[Opening Data for analysis section]

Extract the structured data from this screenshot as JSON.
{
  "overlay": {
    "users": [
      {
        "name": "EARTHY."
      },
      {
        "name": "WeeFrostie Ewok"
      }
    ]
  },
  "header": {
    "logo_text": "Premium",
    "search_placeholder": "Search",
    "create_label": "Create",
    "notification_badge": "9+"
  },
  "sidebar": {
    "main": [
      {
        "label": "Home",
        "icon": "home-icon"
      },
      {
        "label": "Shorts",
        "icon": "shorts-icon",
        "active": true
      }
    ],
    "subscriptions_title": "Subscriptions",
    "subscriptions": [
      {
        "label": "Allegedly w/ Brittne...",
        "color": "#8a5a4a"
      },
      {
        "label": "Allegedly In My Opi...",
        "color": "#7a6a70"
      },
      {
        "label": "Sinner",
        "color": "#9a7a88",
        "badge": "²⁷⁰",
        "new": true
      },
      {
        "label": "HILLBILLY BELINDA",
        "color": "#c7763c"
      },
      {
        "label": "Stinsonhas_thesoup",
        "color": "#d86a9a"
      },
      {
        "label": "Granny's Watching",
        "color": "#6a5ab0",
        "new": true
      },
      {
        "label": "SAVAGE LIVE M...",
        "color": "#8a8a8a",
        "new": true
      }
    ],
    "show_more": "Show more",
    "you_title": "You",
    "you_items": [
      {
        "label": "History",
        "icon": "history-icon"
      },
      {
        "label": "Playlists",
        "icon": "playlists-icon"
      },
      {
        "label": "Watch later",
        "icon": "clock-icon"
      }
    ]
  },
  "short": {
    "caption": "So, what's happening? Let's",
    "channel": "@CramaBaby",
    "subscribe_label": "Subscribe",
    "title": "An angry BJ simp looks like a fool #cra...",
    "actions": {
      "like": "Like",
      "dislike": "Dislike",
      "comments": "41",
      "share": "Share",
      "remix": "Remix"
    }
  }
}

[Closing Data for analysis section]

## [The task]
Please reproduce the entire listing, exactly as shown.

## [Task answer]
Extract the structured data from this screenshot as JSON.
{
  "overlay": {
    "users": [
      {
        "name": "EARTHY."
      },
      {
        "name": "WeeFrostie Ewok"
      }
    ]
  },
  "header": {
    "logo_text": "Premium",
    "search_placeholder": "Search",
    "create_label": "Create",
    "notification_badge": "9+"
  },
  "sidebar": {
    "main": [
      {
        "label": "Home",
        "icon": "home-icon"
      },
      {
        "label": "Shorts",
        "icon": "shorts-icon",
        "active": true
      }
    ],
    "subscriptions_title": "Subscriptions",
    "subscriptions": [
      {
        "label": "Allegedly w/ Brittne...",
        "color": "#8a5a4a"
      },
      {
        "label": "Allegedly In My Opi...",
        "color": "#7a6a70"
      },
      {
        "label": "Sinner",
        "color": "#9a7a88",
        "badge": "²⁷⁰",
        "new": true
      },
      {
        "label": "HILLBILLY BELINDA",
        "color": "#c7763c"
      },
      {
        "label": "Stinsonhas_thesoup",
        "color": "#d86a9a"
      },
      {
        "label": "Granny's Watching",
        "color": "#6a5ab0",
        "new": true
      },
      {
        "label": "SAVAGE LIVE M...",
        "color": "#8a8a8a",
        "new": true
      }
    ],
    "show_more": "Show more",
    "you_title": "You",
    "you_items": [
      {
        "label": "History",
        "icon": "history-icon"
      },
      {
        "label": "Playlists",
        "icon": "playlists-icon"
      },
      {
        "label": "Watch later",
        "icon": "clock-icon"
      }
    ]
  },
  "short": {
    "caption": "So, what's happening? Let's",
    "channel": "@CramaBaby",
    "subscribe_label": "Subscribe",
    "title": "An angry BJ simp looks like a fool #cra...",
    "actions": {
      "like": "Like",
      "dislike": "Dislike",
      "comments": "41",
      "share": "Share",
      "remix": "Remix"
    }
  }
}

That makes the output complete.